  • They lack fire, water and earth elements. Hence they are usually dry, cold and light and prone to ailments like lower back pain, arthritis, sciatica, sleep disorders.
  • They also generally tend to suffer from constipation, headaches, dry skin, circulation disturbances, stress and nervousness.
  • Therefore the best tastes for them are anything that is sweet, sour and salty. By this we mean only naturally occurring sweets like sweet fruits, rice, etc. likewise the same goes with sour and salty foods too.
  • These tastes help to ground a person, calm the excess movement of air.
  • These tastes also help to warm up the body and increase circulation and lubrication

Tastes beneficial for Pitta imbalances:

  • Sweet
  • Bitter
  • Astringent

 Pitta dominant people have an excess of fire element in them.

  • They lack the cooling properties of earth and refreshing qualities of air. Hence they are usually hot, humid with fire related restlessness.
  • They are prone to conditions of fevers inflammation, infections, sunburn, skin disorders, gastritis, stomach ulcers, diarrhea, hyperacidity and headaches.
  • The tastes that would benefit a Pitta dominat person are sweet, bitter and astringent.
  • Sweet taste helps to calm down the restlessness.
  • Bitter and astringent tastes are more cooling and refreshing.
  • These tastes help to reduce the heat in the body thereby helping to alleviate fevers, inflammations, acidity etc.

Tastes beneficial for Kapha imbalances:

  • Spicy
  • Bitter
  • Astringent

 Kapha dominant people have an excess of water and earth.

  • They lack the movement of air and the warmth of fire. Hence they are usually cold, clammy, heavy and slow to move with slower digestion and metabolism.
  • They generally suffer from dull headaches, sinusitis, tonsillitis, respiratory infections, congestion, bronchitis, obesity, diabetes, high cholesterol.
  • The tastes that would benefit excess Kapha Dosha are spicy, bitter and astringent.
  • Spicy tastes helps to stimulate the metabolic activities.
  • Bitter and astringent tastes also help to cleanse the channels and help to get rid of excess mucus, slime and congestion in the body.
  • Hence these tastes will help to regulate the fire and air elements in the body.

 

 Find out your dosha type with our “What’s Your Dosha?” quiz.

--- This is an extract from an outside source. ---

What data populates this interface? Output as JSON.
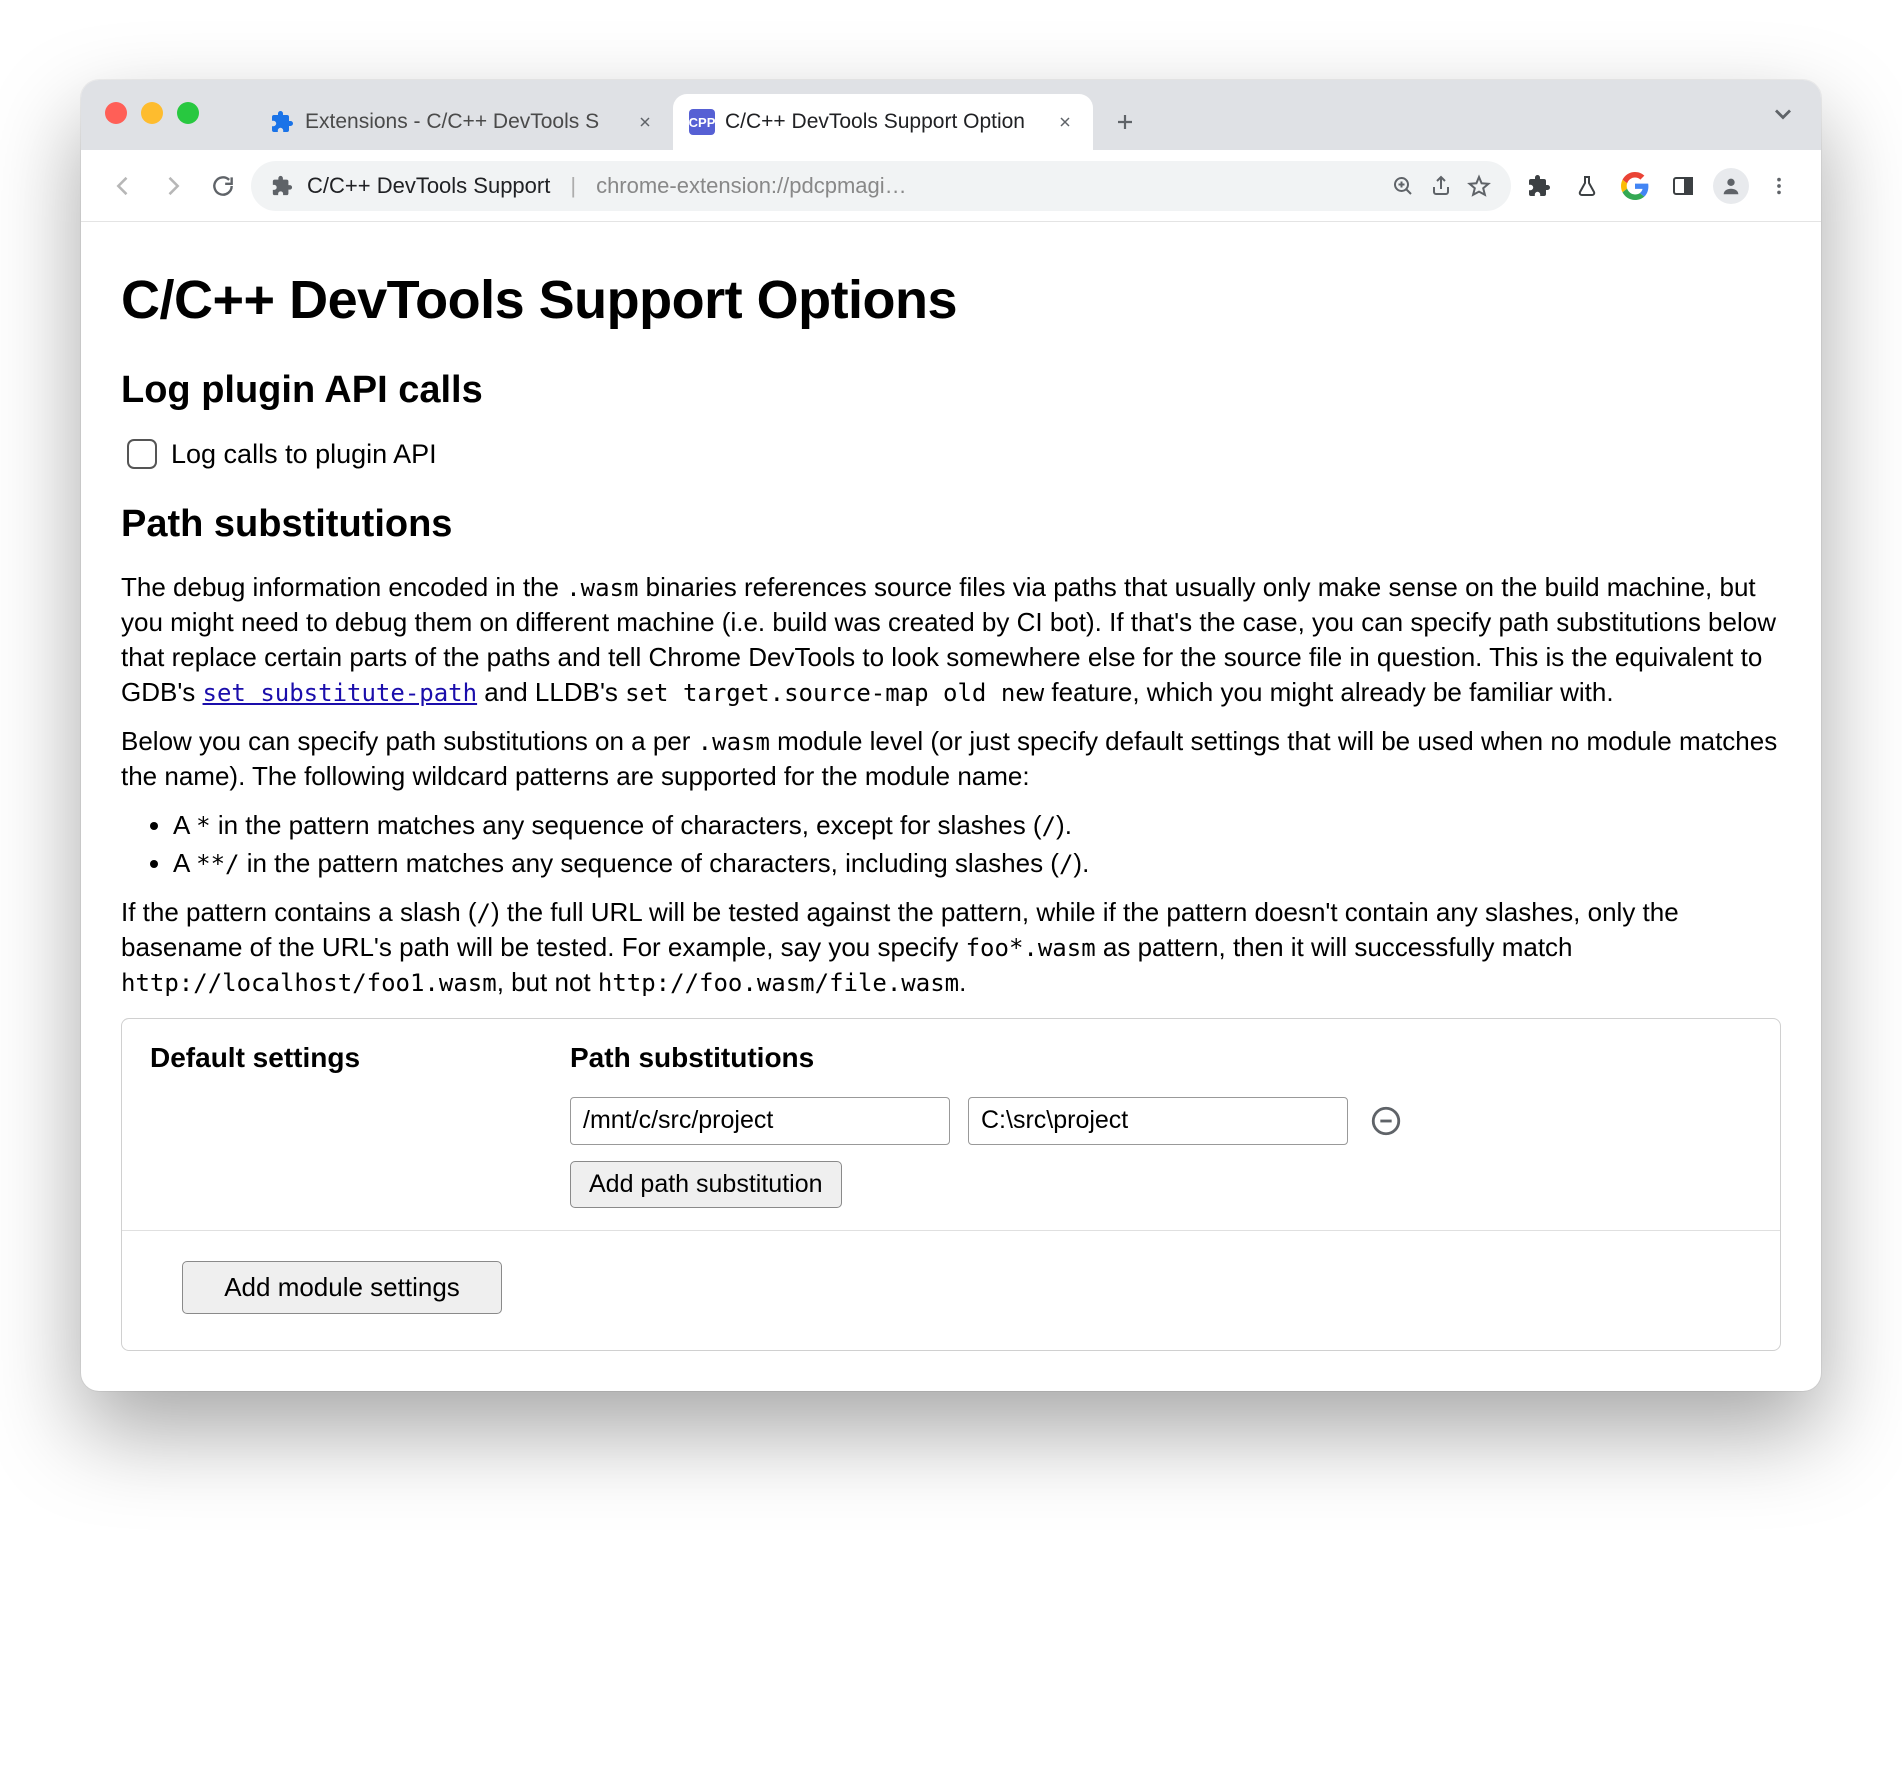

Examples of tastes:

Sweet:

maple syrup, barley sugar, beet sugar, cereals and grains like wheat, rice, barley, rye, oats, noodles, carrots, beetroot, asparagus, sweet potatoes, sweet fruits, nuts, oil, milk and milk products.

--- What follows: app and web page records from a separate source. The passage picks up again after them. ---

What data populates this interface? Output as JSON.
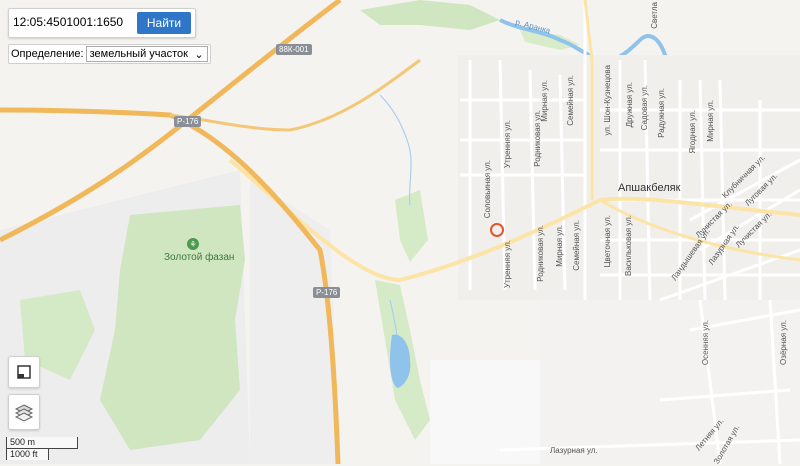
{
  "search": {
    "value": "12:05:4501001:1650",
    "button": "Найти"
  },
  "definition": {
    "label": "Определение:",
    "selected": "земельный участок"
  },
  "controls": {
    "fullscreen_icon": "fullscreen-icon",
    "layers_icon": "layers-icon"
  },
  "scale": {
    "metric": "500 m",
    "imperial": "1000 ft"
  },
  "roads": {
    "r176_a": "Р-176",
    "r176_b": "Р-176",
    "b88k": "88К-001"
  },
  "places": {
    "poi": "Золотой фазан",
    "town": "Апшакбеляк",
    "river": "р. Аранка"
  },
  "streets": {
    "utr1": "Утренняя ул.",
    "sol": "Соловьиная ул.",
    "rod1": "Родниковая ул.",
    "sem1": "Семейная ул.",
    "mir1": "Мирная ул.",
    "shon": "ул. Шон-Кузнецова",
    "dru": "Дружная ул.",
    "sad": "Садовая ул.",
    "rad": "Радужная ул.",
    "yag": "Ягодная ул.",
    "mir2": "Мирная ул.",
    "klub": "Клубничная ул.",
    "lug": "Луговая ул.",
    "utr2": "Утренняя ул.",
    "rod2": "Родниковая ул.",
    "mir3": "Мирная ул.",
    "sem2": "Семейная ул.",
    "svet": "Цветочная ул.",
    "vas": "Васильковая ул.",
    "lun1": "Лунистая ул.",
    "land": "Ландышевая ул.",
    "laz1": "Лазурная ул.",
    "lun2": "Лучистая ул.",
    "osen": "Осенняя ул.",
    "ozer": "Озёрная ул.",
    "let": "Летняя ул.",
    "laz2": "Лазурная ул.",
    "zol": "Золотая ул.",
    "sve": "Светла"
  },
  "colors": {
    "accent": "#2f76c8",
    "marker": "#e0562f",
    "highway": "#f7c46a"
  }
}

Sour:

Vinegar, alcohol, lemon, lime, generally all citrus fruits, yoghurt, cheese, tamarind

Salty:
 Rock salt, sea salt, algae, sea fish, sea food.

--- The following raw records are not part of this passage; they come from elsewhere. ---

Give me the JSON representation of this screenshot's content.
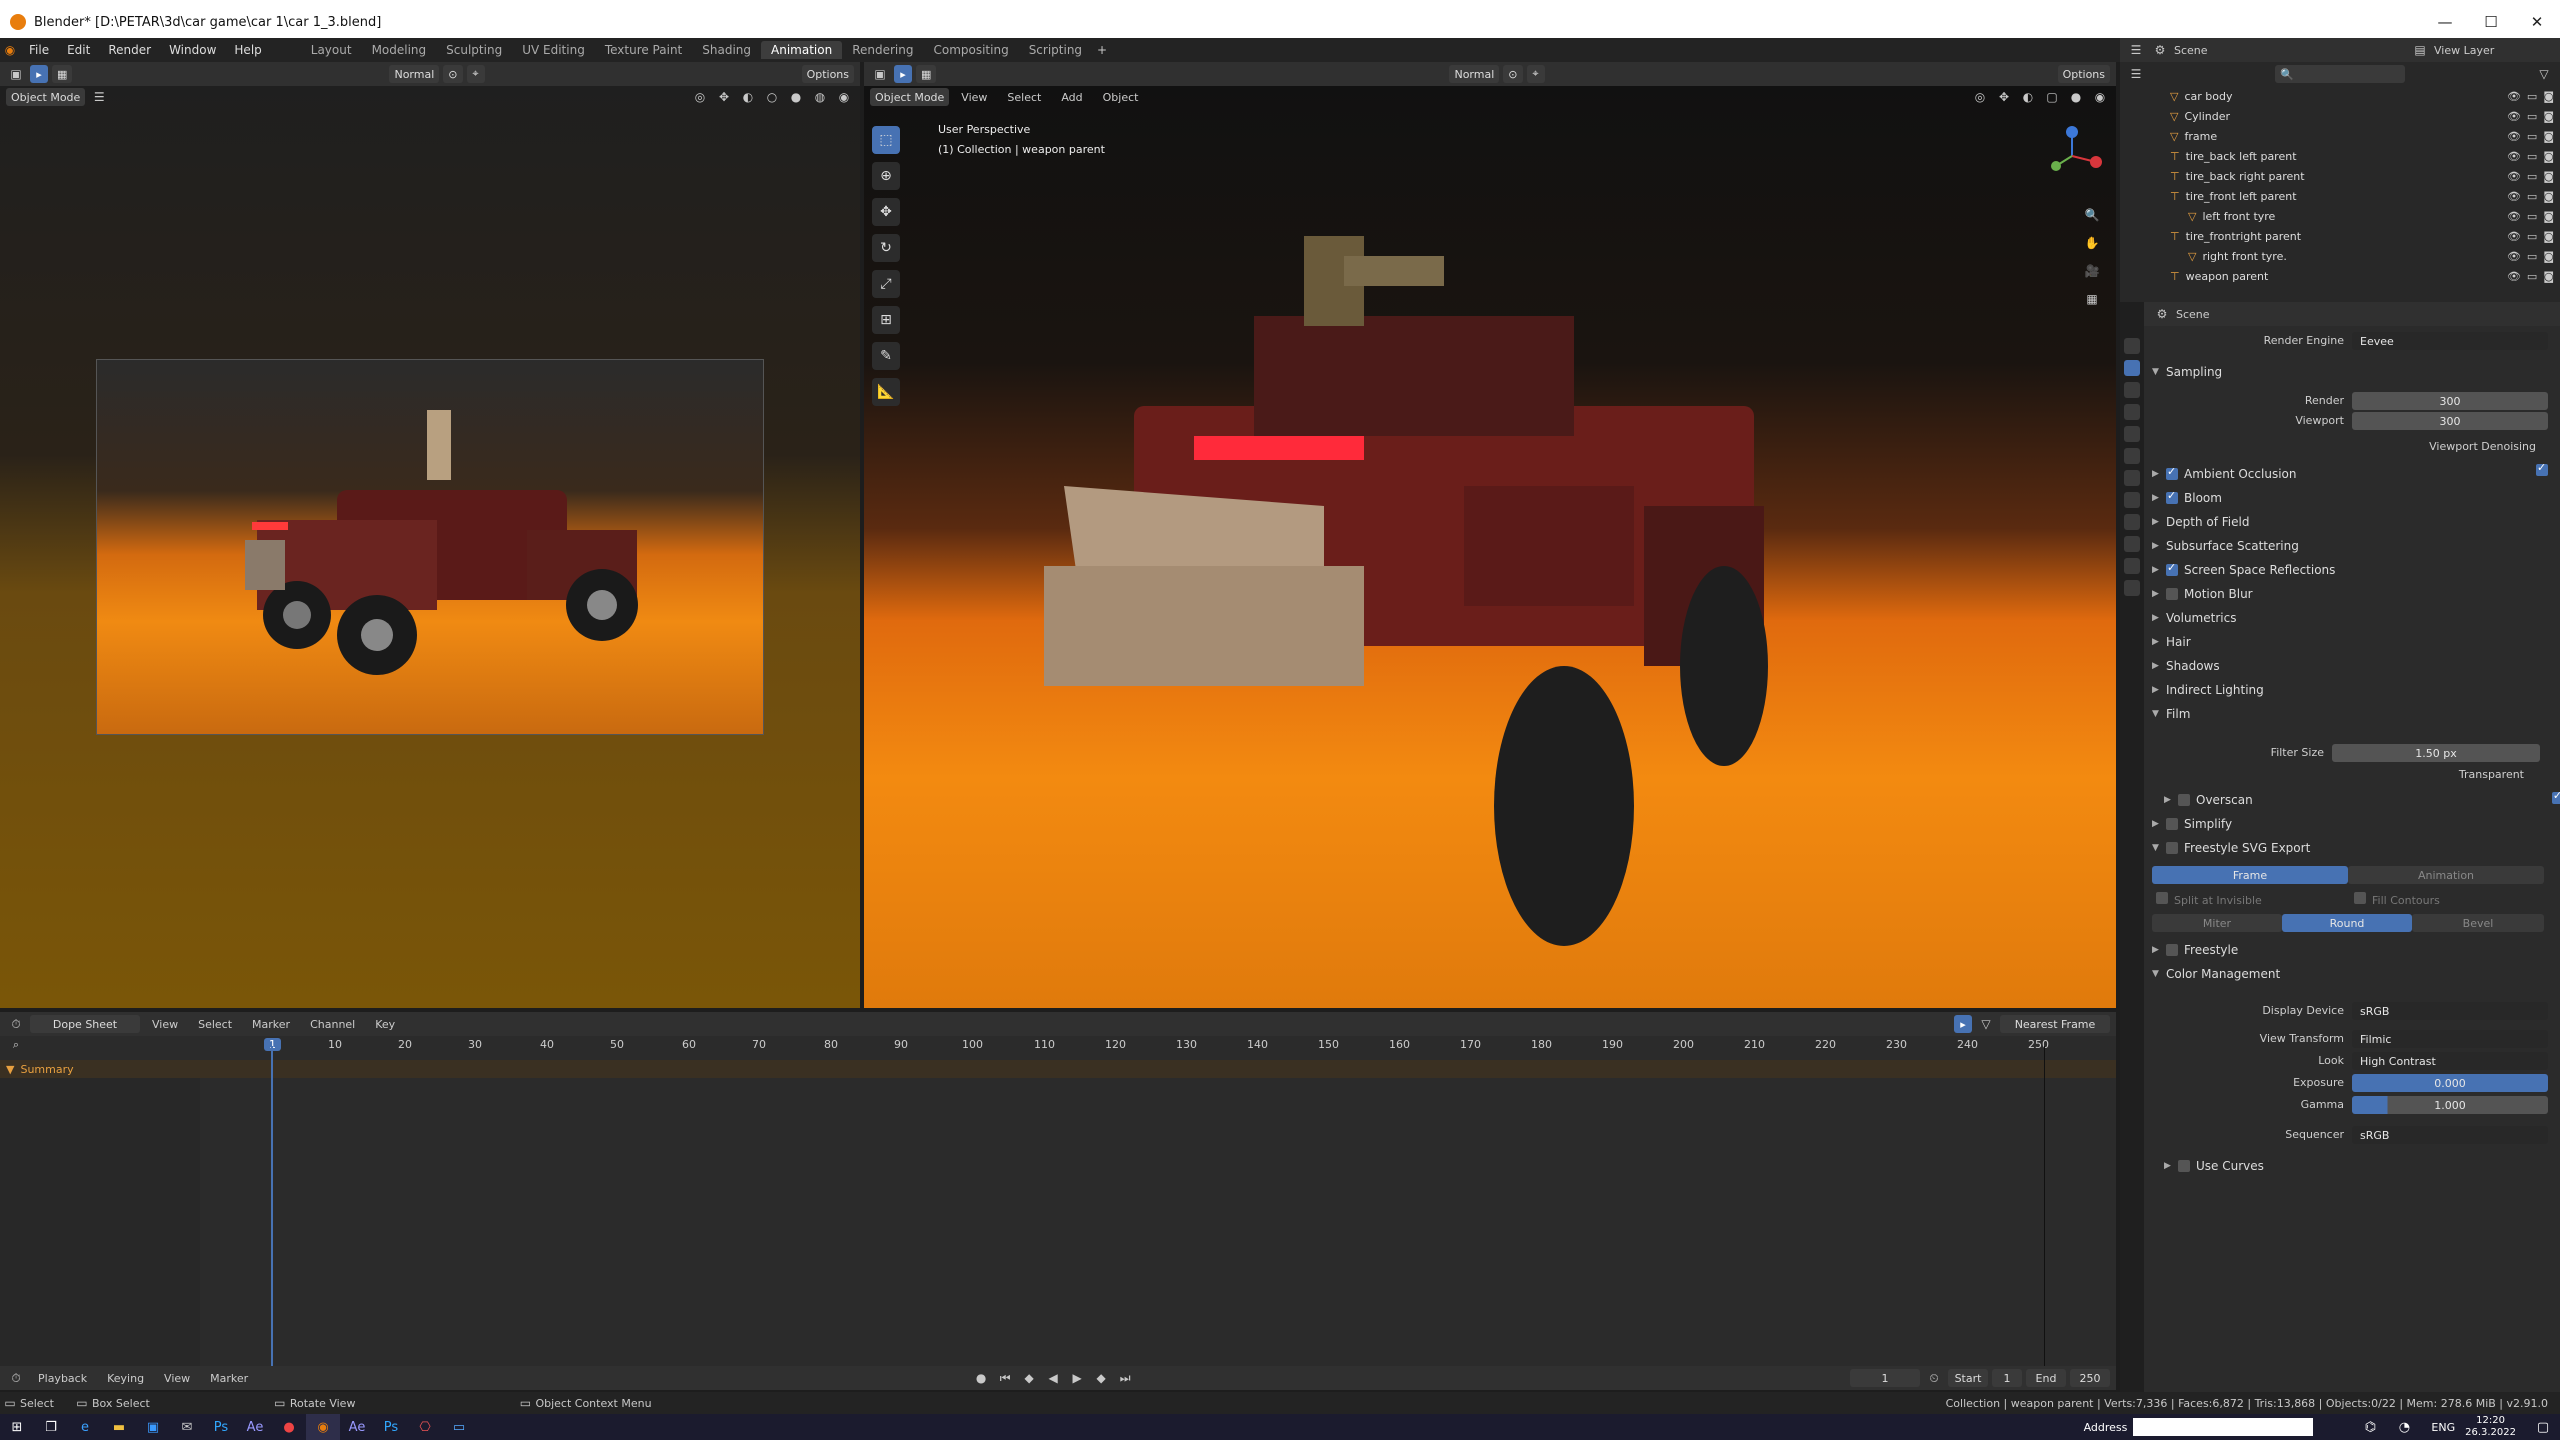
{
  "window": {
    "title": "Blender* [D:\\PETAR\\3d\\car game\\car 1\\car 1_3.blend]"
  },
  "menu": {
    "items": [
      "File",
      "Edit",
      "Render",
      "Window",
      "Help"
    ],
    "workspaces": [
      "Layout",
      "Modeling",
      "Sculpting",
      "UV Editing",
      "Texture Paint",
      "Shading",
      "Animation",
      "Rendering",
      "Compositing",
      "Scripting"
    ],
    "active_workspace": "Animation"
  },
  "left_view": {
    "orientation": "Normal",
    "options": "Options",
    "mode": "Object Mode"
  },
  "right_view": {
    "orientation": "Normal",
    "options": "Options",
    "mode": "Object Mode",
    "menu": [
      "View",
      "Select",
      "Add",
      "Object"
    ],
    "overlay_line1": "User Perspective",
    "overlay_line2": "(1) Collection | weapon parent"
  },
  "outliner": {
    "scene": "Scene",
    "view_layer": "View Layer",
    "items": [
      {
        "label": "car body"
      },
      {
        "label": "Cylinder"
      },
      {
        "label": "frame"
      },
      {
        "label": "tire_back left parent"
      },
      {
        "label": "tire_back right parent"
      },
      {
        "label": "tire_front left parent"
      },
      {
        "label": "left front tyre"
      },
      {
        "label": "tire_frontright parent"
      },
      {
        "label": "right front tyre."
      },
      {
        "label": "weapon parent"
      }
    ]
  },
  "properties": {
    "breadcrumb": "Scene",
    "render_engine_label": "Render Engine",
    "render_engine": "Eevee",
    "sampling": "Sampling",
    "render_label": "Render",
    "render_val": "300",
    "viewport_label": "Viewport",
    "viewport_val": "300",
    "viewport_denoising": "Viewport Denoising",
    "sections": {
      "ao": "Ambient Occlusion",
      "bloom": "Bloom",
      "dof": "Depth of Field",
      "sss": "Subsurface Scattering",
      "ssr": "Screen Space Reflections",
      "motion_blur": "Motion Blur",
      "volumetrics": "Volumetrics",
      "hair": "Hair",
      "shadows": "Shadows",
      "indirect": "Indirect Lighting",
      "film": "Film",
      "simplify": "Simplify",
      "freestyle_svg": "Freestyle SVG Export",
      "freestyle": "Freestyle",
      "color_mgmt": "Color Management"
    },
    "filter_size_label": "Filter Size",
    "filter_size": "1.50 px",
    "transparent": "Transparent",
    "overscan": "Overscan",
    "svg_frame": "Frame",
    "svg_animation": "Animation",
    "split_invisible": "Split at Invisible",
    "fill_contours": "Fill Contours",
    "miter": "Miter",
    "round": "Round",
    "bevel": "Bevel",
    "display_device_label": "Display Device",
    "display_device": "sRGB",
    "view_transform_label": "View Transform",
    "view_transform": "Filmic",
    "look_label": "Look",
    "look": "High Contrast",
    "exposure_label": "Exposure",
    "exposure": "0.000",
    "gamma_label": "Gamma",
    "gamma": "1.000",
    "sequencer_label": "Sequencer",
    "sequencer": "sRGB",
    "use_curves": "Use Curves"
  },
  "dopesheet": {
    "mode": "Dope Sheet",
    "menu": [
      "View",
      "Select",
      "Marker",
      "Channel",
      "Key"
    ],
    "snap": "Nearest Frame",
    "summary": "Summary",
    "current_frame": "1",
    "ticks": [
      "10",
      "20",
      "30",
      "40",
      "50",
      "60",
      "70",
      "80",
      "90",
      "100",
      "110",
      "120",
      "130",
      "140",
      "150",
      "160",
      "170",
      "180",
      "190",
      "200",
      "210",
      "220",
      "230",
      "240",
      "250"
    ]
  },
  "timeline": {
    "menu": [
      "Playback",
      "Keying",
      "View",
      "Marker"
    ],
    "frame": "1",
    "start_label": "Start",
    "start": "1",
    "end_label": "End",
    "end": "250"
  },
  "status": {
    "select": "Select",
    "box_select": "Box Select",
    "rotate": "Rotate View",
    "context": "Object Context Menu",
    "stats": "Collection | weapon parent | Verts:7,336 | Faces:6,872 | Tris:13,868 | Objects:0/22 | Mem: 278.6 MiB | v2.91.0"
  },
  "taskbar": {
    "address": "Address",
    "lang": "ENG",
    "time": "12:20",
    "date": "26.3.2022"
  }
}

Spicy:

Chilies, black pepper, dried ginger, mustard seeds, garlic, curcuma, fenugreek, thyme, cinnamon, cardamom, wintergreen, basil, cloves.

Bitter:

Aloe Vera, gentian root, rhubarb, fenugreek, algae, red clover flowers, big plantain, violets, parsley, green leafy vegetables, salads.

Astringent:
Buttermilk, black and green tea, maize flour, amaranth, unripe fruits, and lotus.
Importance of digestive fire (Agni) in Ayurveda:

Agni or the digestive fire is located in the stomach and small intestine and this can be compared to the digestive enzymes. It is believed that as long as Agni is strong, food will get completely digested. But when Agni becomes weak, toxins start forming and this leads to disease in the body. Therefore keeping the digestive fire strong is an important aim in Ayurveda. Ayurveda says: “Just the way the earth revolves around the sun and is completely dependant on the sun, likewise our lives also revolve around our digestive fires.”

 

Some simple remedies to stimulate digestive fire:

  • Ginger lemon tea during the day. Ginger has fire like qualities, which helps to stimulate Agni and melt toxins away. Lemon has cleansing qualities and helps to flush out the melted toxins from the body.
  • Warm liquid foods during the day, example soups
  • Avoiding heavy foods like cheese, yogurt, cold juices and cold foods early in the morning and late in the evening.

 Find out your dosha type with our “What’s Your Dosha?” quiz.  

Wishing you peace and balance,

Jacqueline